The previous is just pleasant background, in keeping with the general tenor of this thread. The point is this:
Aged 18, 15, 12 and 8 respectively, I teach Imo, Alice, Isy and Ant (Awwww) from the same family on Friday. I promised Imo a copy of some software and decided to drop it off this afternoon (Sunday) whilst I was in their village, teaching other victims. This family live in a large house with big gardens and it was a lovely afternoon, so they were out in the garden, apart from Alice (in the kitchen) and Imo, who was out.
The main door to the house opens into the kitchen, so I walked straight in as I am expected to do. The following events happened within the following 15 seconds or so.
Alice coolly said, "Hi".
Ike, the British Bulldog hurtled from the garden and hurled himself at me in an extacy of joy, knocking me off balance. Ant and Isy appeared, yelled, "Ehup Steve" and came for their customary hug, which completed the process of unballancing me and we all ended up in a heap on the floor.
Whilst we were trying to sort ourselves out, dad appeared in the doorway and asked if I wanted a cup of tea.
Closely followed by mum, who wanted to know if I needed a sandwich for lunch.
In the midst of all this, one of the rescue kittens who has developed the habit of jumping on the back Ike and settling down for a nap\ride had done precisely this.
I always love my job. Sometimes, I really love it.
Post by Steve Hopwood on Mar 31, 2008 22:53:58 GMT
I gave my first lesson to a blindfolded pupil tonight.
Helen is 16. She is a fantastic Harpist. In terms of the much vaunted General Musicianship, she is fantastic; she succeeds at everything she tries, including playing the piano very well with zero practise.
Mostly, Helen's piano lessons consist of her sight-reading through the latest piece I had forlornly hoped she might actually practise. Tonight was different.
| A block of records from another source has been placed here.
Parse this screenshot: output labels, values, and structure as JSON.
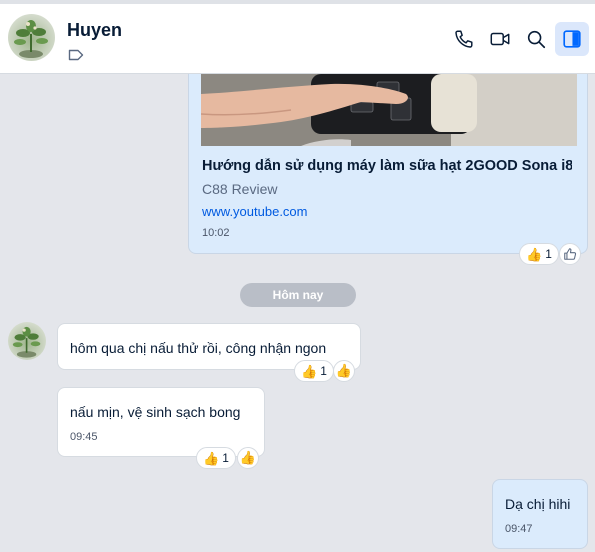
{
  "header": {
    "contact_name": "Huyen",
    "actions": [
      {
        "name": "call",
        "icon": "phone-icon"
      },
      {
        "name": "video",
        "icon": "video-camera-icon"
      },
      {
        "name": "search",
        "icon": "search-icon"
      },
      {
        "name": "panel",
        "icon": "side-panel-icon",
        "active": true
      }
    ]
  },
  "link_message": {
    "title": "Hướng dẫn sử dụng máy làm sữa hạt 2GOOD Sona i8 |...",
    "source": "C88 Review",
    "url": "www.youtube.com",
    "time": "10:02",
    "reaction_count": "1"
  },
  "date_divider": "Hôm nay",
  "messages": [
    {
      "side": "left",
      "text": "hôm qua chị nấu thử rồi, công nhận ngon",
      "time": "",
      "reaction_count": "1"
    },
    {
      "side": "left",
      "text": "nấu mịn, vệ sinh sạch bong",
      "time": "09:45",
      "reaction_count": "1"
    },
    {
      "side": "right",
      "text": "Dạ chị hihi",
      "time": "09:47"
    }
  ],
  "colors": {
    "background": "#e4e6eb",
    "sent_bubble": "#dbebfc",
    "received_bubble": "#ffffff",
    "link": "#005ae0",
    "accent": "#0068ff"
  },
  "emoji": {
    "thumbs_up": "👍"
  }
}
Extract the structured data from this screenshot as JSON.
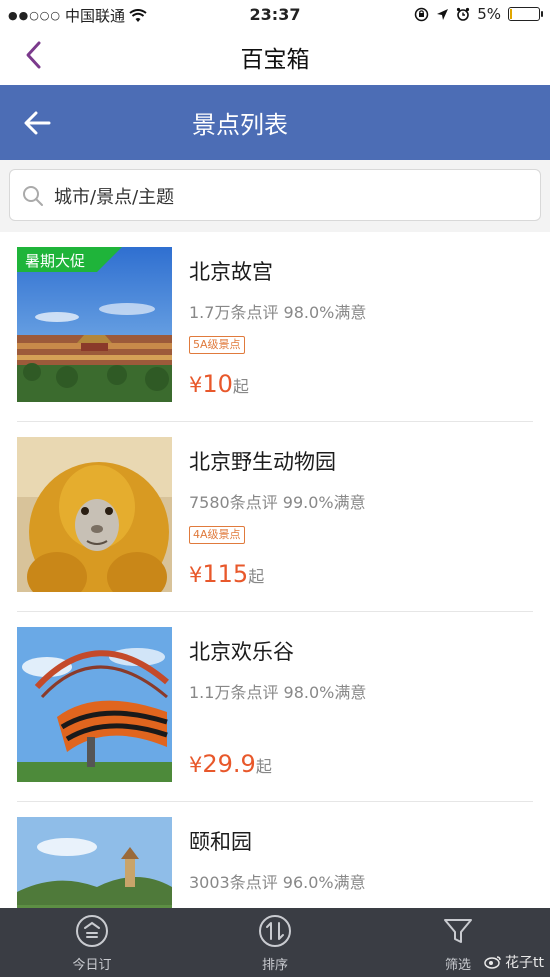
{
  "status_bar": {
    "signal_dots": "●●○○○",
    "carrier": "中国联通",
    "time": "23:37",
    "battery_percent": "5%",
    "battery_level": 0.05,
    "icons": [
      "wifi-icon",
      "orientation-lock-icon",
      "location-arrow-icon",
      "alarm-icon",
      "battery-icon"
    ]
  },
  "nav": {
    "title": "百宝箱",
    "accent_color": "#7b3a8c"
  },
  "header": {
    "title": "景点列表",
    "background_color": "#4c6db5"
  },
  "search": {
    "placeholder": "城市/景点/主题"
  },
  "list": {
    "items": [
      {
        "name": "北京故宫",
        "meta": "1.7万条点评 98.0%满意",
        "badge": "5A级景点",
        "yen": "¥",
        "price": "10",
        "price_suffix": "起",
        "promo": "暑期大促"
      },
      {
        "name": "北京野生动物园",
        "meta": "7580条点评 99.0%满意",
        "badge": "4A级景点",
        "yen": "¥",
        "price": "115",
        "price_suffix": "起"
      },
      {
        "name": "北京欢乐谷",
        "meta": "1.1万条点评 98.0%满意",
        "yen": "¥",
        "price": "29.9",
        "price_suffix": "起"
      },
      {
        "name": "颐和园",
        "meta": "3003条点评 96.0%满意"
      }
    ]
  },
  "bottom_bar": {
    "tabs": [
      {
        "label": "今日订",
        "icon": "today-icon"
      },
      {
        "label": "排序",
        "icon": "sort-icon"
      },
      {
        "label": "筛选",
        "icon": "filter-icon"
      }
    ],
    "watermark": "花子tt"
  },
  "colors": {
    "price": "#e8582b",
    "badge": "#e07a3c",
    "promo": "#1fb43a"
  }
}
A few weeks ago, at Helen's insistance we had flogged through the Niemann piece whose title now escapes me but that every piano teacher in the land must have at least 10 pupils who wanted to try it.
Tonight she announced, "I can play it blindfold." "Yeah, right. Of course you can" more or less summed up my reaction.
Helen hunted through a pile of clean washing and came up with a shirt that she insisted I tie around her head to block out her sight. A few seconds finding the starting blocks and she was off.
Damn the child. I can't play this blasted piece whilst looking at it.
19 year old Alex usually comes here on Thursday morning for a grade 7 theory lesson. She phoned a few minutes ago to put the session off until tomorrow, as she needs to take her car in to have the fog light drained of water.
That is what Alex has to do. This is what she wants to do:
"I thought it would be nice to put some fish in it."
Doing theory in French with my daughter turns out to have its uses after all.
Almost from my first oboe lesson my oboe teacher has talked about "sensitive notes." I have been puzzling for four years as to why some notes should be more sensitive than others and why they never seem to be the same from one week to the next. Reading my daughter's notes it turns out that this is the French term for the "leading note" ;D